I also have a message for our other elected officials, like state assemblymen and senators of both parties. They like to tell us that while they feel our pain, the mess at Great Sacandaga is the governor's problem, not theirs. My message to them is two words long: "Collateral damage."

Let me offer this board some suggestions. First, stop telling us that this ice damage is our fault ... that before we closed down for the winter, we should have moved docks and stairways far out of the water's reach. Don't you think we'd have done that if we could? Doesn't any board member have a clue to the fact that much of Great Sacandaga is surrounded by steep, rocky banks? How do you lug a heavy dock or stairway weighing hundreds of pounds up that incline?

A second piece of advice: Initiate an amendment to the 2002 FERC license on the reservoir so that you have the authority to release more water when the lake is excessively high for long periods of time. Can the license be amended? Yes. In fact, the Offer of Settlement contains a whole section explaining how to do it. Who can initiate an amendment? The Licensee (that's you!). How do you tell if an amendment is feasible? The Offer of Settlement says you need "substantial evidence that a change in circumstances has occurred."

Have you experienced a "change in circumstances?" You certainly have. Who says so? Chief Engineer Robert Foltan. At board meetings, we've heard him say that whereas the reservoir traditionally coped with a potential flood threat only once annually, in the spring, it now performs that role several times a year -- because precipitation levels are higher. The license provides a helpful baseline. It notes that because of the demands of the aggressive use of storage, the shoreline above 768 feet above sea level -- the elevation at which the lake is considered "full" -- "may be more frequently exposed to erosive forces." The license then notes: "This would occur only during rare occasions when lake levels are at the highest point, typically during June and July."

Now look at the data. The level exceeded 768 for 59 days in a row from April to June 2003 ... for 51 days in a row from November 2003 to January 2004 ... for 34 days in a row from April to May 2005 ... for 34 days in a row from November to December 2005 ... and for 28 days in a row from January to February 2006. Do those numbers fit the definition of "rare occasions"? Hardly. And what about the license phrase that reads: "typically during June and July"? For two out of the past three winters, the lake was full at the time of freeze-up in December. This never happened before!

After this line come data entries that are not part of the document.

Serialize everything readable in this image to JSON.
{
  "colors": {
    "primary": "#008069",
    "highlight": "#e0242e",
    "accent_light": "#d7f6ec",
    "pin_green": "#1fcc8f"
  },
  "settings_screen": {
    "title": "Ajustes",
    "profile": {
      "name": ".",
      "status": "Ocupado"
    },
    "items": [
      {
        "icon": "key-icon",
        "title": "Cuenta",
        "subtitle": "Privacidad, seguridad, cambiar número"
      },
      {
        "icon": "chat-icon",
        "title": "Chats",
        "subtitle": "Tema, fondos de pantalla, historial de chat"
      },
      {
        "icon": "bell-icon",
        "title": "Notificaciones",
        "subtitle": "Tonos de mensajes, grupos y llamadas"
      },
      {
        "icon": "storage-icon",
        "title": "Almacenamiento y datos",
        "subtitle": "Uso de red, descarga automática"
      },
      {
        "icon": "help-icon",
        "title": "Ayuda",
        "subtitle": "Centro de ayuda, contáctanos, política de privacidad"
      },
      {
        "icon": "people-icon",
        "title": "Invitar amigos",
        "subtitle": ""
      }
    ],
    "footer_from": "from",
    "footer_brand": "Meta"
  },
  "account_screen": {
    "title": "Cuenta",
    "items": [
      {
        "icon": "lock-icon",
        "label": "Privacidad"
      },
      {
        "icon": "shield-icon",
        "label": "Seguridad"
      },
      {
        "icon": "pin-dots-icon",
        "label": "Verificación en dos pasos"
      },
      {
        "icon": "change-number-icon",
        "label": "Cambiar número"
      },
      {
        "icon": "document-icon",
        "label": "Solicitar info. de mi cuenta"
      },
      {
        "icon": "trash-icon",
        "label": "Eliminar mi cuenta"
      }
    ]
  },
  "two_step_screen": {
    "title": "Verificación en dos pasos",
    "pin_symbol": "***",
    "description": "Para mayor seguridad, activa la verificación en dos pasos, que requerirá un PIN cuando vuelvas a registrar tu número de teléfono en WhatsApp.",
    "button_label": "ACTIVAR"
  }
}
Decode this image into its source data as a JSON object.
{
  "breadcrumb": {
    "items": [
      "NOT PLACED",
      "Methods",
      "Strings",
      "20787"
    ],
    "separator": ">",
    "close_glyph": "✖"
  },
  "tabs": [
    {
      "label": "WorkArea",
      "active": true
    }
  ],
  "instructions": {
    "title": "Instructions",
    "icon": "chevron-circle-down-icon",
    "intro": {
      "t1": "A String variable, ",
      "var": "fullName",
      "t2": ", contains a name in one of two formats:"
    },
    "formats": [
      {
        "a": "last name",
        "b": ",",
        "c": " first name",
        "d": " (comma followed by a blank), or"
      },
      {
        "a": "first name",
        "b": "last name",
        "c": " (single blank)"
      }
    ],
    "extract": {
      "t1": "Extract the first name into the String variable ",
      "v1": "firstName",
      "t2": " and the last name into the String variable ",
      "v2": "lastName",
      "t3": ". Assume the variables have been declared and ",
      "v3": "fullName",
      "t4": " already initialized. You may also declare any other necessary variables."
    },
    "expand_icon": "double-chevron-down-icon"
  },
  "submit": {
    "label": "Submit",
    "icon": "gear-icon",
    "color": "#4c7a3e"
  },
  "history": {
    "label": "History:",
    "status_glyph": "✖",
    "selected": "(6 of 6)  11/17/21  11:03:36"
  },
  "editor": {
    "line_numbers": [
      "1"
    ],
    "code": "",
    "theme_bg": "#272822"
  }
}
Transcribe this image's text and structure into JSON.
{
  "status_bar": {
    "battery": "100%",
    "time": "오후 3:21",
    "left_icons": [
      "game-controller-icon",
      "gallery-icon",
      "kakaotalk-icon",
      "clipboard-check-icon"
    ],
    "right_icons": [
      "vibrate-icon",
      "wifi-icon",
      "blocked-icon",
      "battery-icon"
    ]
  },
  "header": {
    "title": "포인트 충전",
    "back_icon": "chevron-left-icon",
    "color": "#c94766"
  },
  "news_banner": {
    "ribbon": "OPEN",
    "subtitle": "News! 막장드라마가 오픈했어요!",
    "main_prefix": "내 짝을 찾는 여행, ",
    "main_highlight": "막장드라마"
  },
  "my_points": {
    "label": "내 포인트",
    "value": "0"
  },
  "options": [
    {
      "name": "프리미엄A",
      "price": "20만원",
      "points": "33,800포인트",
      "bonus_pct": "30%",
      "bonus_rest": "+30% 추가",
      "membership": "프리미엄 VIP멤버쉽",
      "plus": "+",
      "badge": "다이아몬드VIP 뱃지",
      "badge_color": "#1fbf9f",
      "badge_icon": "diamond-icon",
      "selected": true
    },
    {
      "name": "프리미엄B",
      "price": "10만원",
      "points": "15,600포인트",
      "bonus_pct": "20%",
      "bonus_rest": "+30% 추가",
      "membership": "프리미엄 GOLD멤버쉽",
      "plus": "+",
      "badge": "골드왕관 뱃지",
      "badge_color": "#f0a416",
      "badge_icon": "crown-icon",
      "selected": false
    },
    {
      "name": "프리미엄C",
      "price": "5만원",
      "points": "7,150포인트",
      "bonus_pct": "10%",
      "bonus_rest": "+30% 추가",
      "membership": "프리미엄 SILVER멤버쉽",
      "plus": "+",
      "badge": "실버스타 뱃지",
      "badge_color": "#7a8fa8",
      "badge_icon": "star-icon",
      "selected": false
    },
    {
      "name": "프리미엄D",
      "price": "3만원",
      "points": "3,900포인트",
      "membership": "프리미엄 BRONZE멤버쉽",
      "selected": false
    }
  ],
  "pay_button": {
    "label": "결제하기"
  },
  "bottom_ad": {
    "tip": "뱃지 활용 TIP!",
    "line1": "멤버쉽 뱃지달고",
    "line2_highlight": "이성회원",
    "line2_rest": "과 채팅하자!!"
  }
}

What more do you need? For the good of the lake's property owners -- and for the good of your boss, present and future -- we urge you to put an amendment discussion on the agenda of a future board meeting.

Thank you.